Impeachment is a matter of prudence whose frame of reference should be civic health, not merely presidential conduct… It is not merely whether Trump is guilty but also whether the nation will be better off—now and in the future—if he is put on trial and removed.
I think almost every word of this is wrong. Elections are a matter of prudence whose reference should include civic health and whether the nation will be better off now and in the future if an incumbent is “removed.”
Impeachment is a quasi-judicial process in which, under the Constitution, the question is whether the president committed “treason, bribery, or other high crimes and misdemeanors.” Arguably, the effect of a president’s misconduct on civic health can be one factor in determining whether the misconduct alleged rises to the level of a high crime/misdemeanor.
However, it’s easy to imagine all sorts of misconduct that hurts civic health but that, under no stretch of the imagination, is a high crime/misdemeanor. The remedy for such conduct is the next election, not impeachment and removal.
Yuval contends that “the judgment confronting senators” in the impeachment proceeding “is ultimately a political judgment, in the highest sense.” In my view, it is a political judgment only the lowest sense. Politics plainly are in play. Otherwise, members of the two parties would not have voted with near unanimity — one for impeachment, one against — in the last two impeachments.
But the judgment is not political in the sense that Weiner seems to mean, or shouldn’t be. Impeachment is not how we purge the political system of unhealthy tendencies.

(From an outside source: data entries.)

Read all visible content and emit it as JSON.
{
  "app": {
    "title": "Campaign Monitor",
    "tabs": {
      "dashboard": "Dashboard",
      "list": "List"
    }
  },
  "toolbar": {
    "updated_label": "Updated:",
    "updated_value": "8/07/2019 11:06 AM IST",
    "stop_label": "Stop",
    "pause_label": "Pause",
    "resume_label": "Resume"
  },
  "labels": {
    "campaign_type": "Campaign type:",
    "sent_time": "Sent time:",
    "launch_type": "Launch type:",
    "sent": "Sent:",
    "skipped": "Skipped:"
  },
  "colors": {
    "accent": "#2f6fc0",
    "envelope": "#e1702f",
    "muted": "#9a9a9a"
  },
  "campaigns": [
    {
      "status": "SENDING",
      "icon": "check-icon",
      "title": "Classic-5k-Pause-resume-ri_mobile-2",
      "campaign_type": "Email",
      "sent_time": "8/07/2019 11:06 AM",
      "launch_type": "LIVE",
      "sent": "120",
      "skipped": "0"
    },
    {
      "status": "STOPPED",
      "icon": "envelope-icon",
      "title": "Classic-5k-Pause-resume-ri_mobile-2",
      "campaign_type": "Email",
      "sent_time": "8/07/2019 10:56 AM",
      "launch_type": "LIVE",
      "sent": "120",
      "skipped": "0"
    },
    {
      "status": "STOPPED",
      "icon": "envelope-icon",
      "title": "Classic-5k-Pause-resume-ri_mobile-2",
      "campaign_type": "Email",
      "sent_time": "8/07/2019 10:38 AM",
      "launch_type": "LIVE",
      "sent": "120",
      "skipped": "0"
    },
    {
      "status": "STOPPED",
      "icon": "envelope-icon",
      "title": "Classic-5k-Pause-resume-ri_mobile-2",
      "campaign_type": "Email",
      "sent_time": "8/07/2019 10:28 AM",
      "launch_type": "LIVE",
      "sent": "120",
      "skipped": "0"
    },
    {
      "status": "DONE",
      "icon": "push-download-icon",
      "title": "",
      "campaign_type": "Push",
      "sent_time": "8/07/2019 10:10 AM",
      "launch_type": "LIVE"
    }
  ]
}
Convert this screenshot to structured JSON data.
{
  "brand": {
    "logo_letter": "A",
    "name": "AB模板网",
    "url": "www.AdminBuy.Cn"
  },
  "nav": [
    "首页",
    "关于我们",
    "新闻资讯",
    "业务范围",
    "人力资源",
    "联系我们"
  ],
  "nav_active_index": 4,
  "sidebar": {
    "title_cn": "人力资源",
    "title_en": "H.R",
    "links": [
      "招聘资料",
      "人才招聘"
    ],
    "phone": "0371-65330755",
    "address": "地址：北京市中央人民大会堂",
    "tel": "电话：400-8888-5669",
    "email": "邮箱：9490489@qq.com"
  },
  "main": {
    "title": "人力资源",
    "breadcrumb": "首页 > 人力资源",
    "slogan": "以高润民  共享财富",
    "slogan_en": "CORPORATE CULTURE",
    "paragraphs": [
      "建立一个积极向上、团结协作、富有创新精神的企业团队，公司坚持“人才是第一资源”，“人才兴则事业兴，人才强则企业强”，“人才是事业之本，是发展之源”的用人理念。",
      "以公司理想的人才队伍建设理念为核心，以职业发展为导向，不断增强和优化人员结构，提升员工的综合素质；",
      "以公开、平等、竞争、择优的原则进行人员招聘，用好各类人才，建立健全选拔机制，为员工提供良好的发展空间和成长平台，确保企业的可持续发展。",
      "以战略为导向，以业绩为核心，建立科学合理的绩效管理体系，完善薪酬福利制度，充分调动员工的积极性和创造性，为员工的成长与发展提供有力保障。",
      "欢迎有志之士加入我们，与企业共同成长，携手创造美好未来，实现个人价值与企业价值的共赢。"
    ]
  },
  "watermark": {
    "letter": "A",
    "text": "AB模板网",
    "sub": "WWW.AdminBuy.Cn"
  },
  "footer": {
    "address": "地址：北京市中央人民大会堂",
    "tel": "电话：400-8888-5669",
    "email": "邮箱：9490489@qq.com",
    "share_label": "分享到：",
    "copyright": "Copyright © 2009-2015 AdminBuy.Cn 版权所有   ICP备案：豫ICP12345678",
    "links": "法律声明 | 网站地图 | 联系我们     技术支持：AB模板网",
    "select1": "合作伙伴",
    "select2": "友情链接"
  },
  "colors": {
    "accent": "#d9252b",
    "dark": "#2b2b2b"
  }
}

Yuval quotes from Alexander Hamilton’s Federalist 65:
A well-constituted court for the trial of impeachments is an object not more to be desired than difficult to be obtained in a government wholly elective. The subjects of its jurisdiction are those offenses which proceed from the misconduct of public men, or, in other words, from the abuse or violation of some public trust. They are of a nature which may with peculiar propriety be denominated POLITICAL, as they relate chiefly to injuries done immediately to the society itself.

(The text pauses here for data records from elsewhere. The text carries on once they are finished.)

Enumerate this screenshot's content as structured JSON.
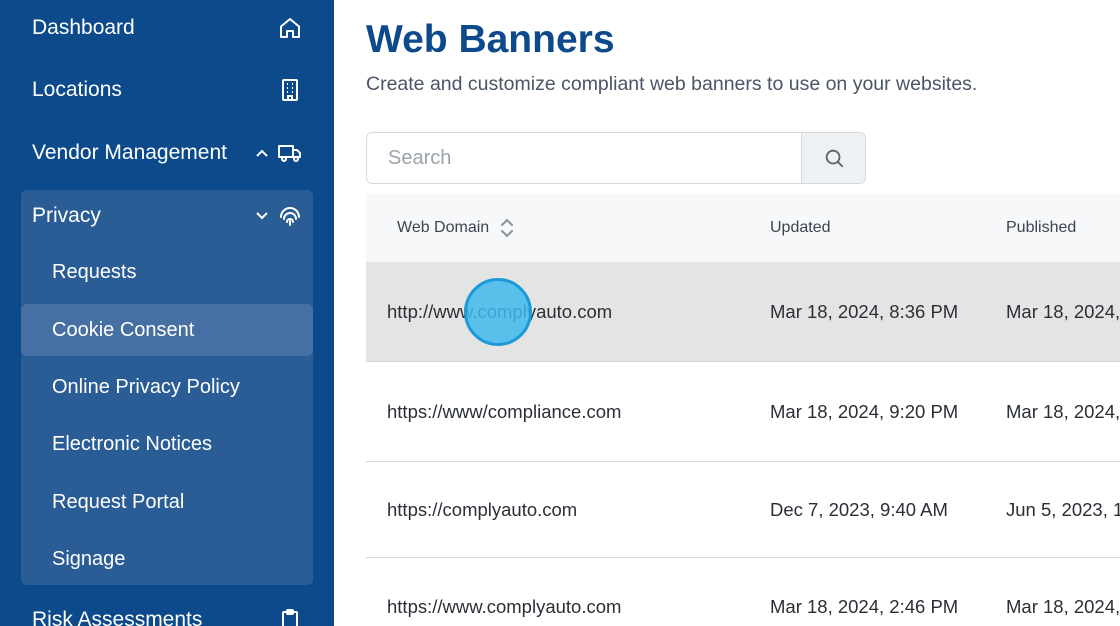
{
  "sidebar": {
    "items": [
      {
        "label": "Dashboard",
        "icon": "home-icon"
      },
      {
        "label": "Locations",
        "icon": "building-icon"
      },
      {
        "label": "Vendor Management",
        "icon": "truck-icon"
      },
      {
        "label": "Privacy",
        "icon": "fingerprint-icon"
      },
      {
        "label": "Risk Assessments",
        "icon": "clipboard-icon"
      }
    ],
    "privacy_sub": [
      {
        "label": "Requests"
      },
      {
        "label": "Cookie Consent",
        "active": true
      },
      {
        "label": "Online Privacy Policy"
      },
      {
        "label": "Electronic Notices"
      },
      {
        "label": "Request Portal"
      },
      {
        "label": "Signage"
      }
    ]
  },
  "main": {
    "title": "Web Banners",
    "subtitle": "Create and customize compliant web banners to use on your websites.",
    "search": {
      "placeholder": "Search"
    }
  },
  "table": {
    "columns": [
      "Web Domain",
      "Updated",
      "Published"
    ],
    "rows": [
      {
        "domain": "http://www.complyauto.com",
        "updated": "Mar 18, 2024, 8:36 PM",
        "published": "Mar 18, 2024,"
      },
      {
        "domain": "https://www/compliance.com",
        "updated": "Mar 18, 2024, 9:20 PM",
        "published": "Mar 18, 2024,"
      },
      {
        "domain": "https://complyauto.com",
        "updated": "Dec 7, 2023, 9:40 AM",
        "published": "Jun 5, 2023, 1"
      },
      {
        "domain": "https://www.complyauto.com",
        "updated": "Mar 18, 2024, 2:46 PM",
        "published": "Mar 18, 2024,"
      }
    ]
  },
  "colors": {
    "sidebar_bg": "#0d4a8c",
    "privacy_group_bg": "#2a5d96",
    "active_item_bg": "#4670a4",
    "title": "#0d4a8c",
    "cursor": "#40baec"
  }
}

This, though, is only one Framer’s view of impeachment. It doesn’t override the language in the Constitution, or the fact that the Framers rejected language that would have called for impeachment in cases of “corruption” or “maladministration.”

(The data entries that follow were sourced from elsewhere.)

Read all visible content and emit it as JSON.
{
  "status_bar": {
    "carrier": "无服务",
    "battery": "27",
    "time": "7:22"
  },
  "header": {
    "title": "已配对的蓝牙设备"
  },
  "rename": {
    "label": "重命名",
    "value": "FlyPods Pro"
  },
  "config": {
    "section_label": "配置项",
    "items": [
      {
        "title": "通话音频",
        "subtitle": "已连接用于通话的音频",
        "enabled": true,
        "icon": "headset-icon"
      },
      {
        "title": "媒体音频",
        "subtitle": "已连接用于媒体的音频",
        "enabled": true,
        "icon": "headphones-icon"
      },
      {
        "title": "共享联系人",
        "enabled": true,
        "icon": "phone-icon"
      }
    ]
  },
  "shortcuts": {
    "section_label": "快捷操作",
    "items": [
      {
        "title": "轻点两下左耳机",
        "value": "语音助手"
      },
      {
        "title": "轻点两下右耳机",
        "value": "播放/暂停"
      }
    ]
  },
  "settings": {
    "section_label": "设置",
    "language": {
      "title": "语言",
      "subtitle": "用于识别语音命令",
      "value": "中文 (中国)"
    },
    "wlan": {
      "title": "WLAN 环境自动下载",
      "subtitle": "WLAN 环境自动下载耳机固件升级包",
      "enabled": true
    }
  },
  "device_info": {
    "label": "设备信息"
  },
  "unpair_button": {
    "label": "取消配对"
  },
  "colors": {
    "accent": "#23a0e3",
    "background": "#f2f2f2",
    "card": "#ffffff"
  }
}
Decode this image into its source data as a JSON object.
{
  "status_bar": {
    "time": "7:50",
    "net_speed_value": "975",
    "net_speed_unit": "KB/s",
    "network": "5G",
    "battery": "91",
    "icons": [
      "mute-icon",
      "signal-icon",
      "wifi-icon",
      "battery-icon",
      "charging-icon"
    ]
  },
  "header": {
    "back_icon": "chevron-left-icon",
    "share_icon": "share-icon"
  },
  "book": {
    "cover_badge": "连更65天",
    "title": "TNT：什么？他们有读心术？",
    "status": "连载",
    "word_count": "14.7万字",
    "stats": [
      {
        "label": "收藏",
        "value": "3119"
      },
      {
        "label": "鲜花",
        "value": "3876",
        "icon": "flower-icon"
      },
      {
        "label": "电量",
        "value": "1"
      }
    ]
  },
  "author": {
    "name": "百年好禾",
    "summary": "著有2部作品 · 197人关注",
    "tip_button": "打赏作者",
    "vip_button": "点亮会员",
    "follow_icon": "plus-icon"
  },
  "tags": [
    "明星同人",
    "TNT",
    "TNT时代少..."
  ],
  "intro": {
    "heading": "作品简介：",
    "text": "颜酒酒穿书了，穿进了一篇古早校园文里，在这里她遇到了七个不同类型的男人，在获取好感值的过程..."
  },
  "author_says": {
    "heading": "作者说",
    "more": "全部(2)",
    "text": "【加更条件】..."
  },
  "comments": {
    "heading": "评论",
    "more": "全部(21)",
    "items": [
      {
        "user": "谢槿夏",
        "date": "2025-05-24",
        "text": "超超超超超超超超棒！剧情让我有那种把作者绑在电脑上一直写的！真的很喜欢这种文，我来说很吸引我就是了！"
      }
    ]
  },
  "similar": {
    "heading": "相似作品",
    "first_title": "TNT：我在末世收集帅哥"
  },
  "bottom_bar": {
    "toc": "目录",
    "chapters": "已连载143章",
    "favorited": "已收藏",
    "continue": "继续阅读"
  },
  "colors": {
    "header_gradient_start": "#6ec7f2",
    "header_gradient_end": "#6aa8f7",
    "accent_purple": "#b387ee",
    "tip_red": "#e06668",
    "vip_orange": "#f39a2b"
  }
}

As I said, “the injuries done. . .to the society itself” can be a factor in determining whether the president’s misconduct satisfies what the Constitution expressly states is the standard for impeachment. However, it can’t itself become the standard for impeachment.
I agree with Yuval that President Trump “leaves no room for Republicans to say what. . .seems on net to be the case: that what happened was seriously improper but given all the relevant circumstances and implications it doesn’t rise to the level of removing a president.” But how does one get to the conclusion that what happened doesn’t rise to the level of removing a president?
If the test is “civic health” or whether the nation would be “better off” without Trump in the Oval Office, one can, in good faith, reach whichever conclusion one’s partisanship demands. If the test is the Constitutional language, a good faith inquiry is more constrained.
Yuval is correct that Republicans can’t seem to say that what Trump did was seriously improper, or even improper at all. However, they should be able to say, lawyer like, that even assuming just for the sake of argument, that he did what the Democrats claim he did, it wouldn’t be grounds for removal. Saying so, Senate Republicans could try to end the trial on a motion, after opening arguments and some debate.
That’s the outcome I’d like to see. I think it’s also Mitch McConnell’s preferred outcome. However, the president seems to want a trial.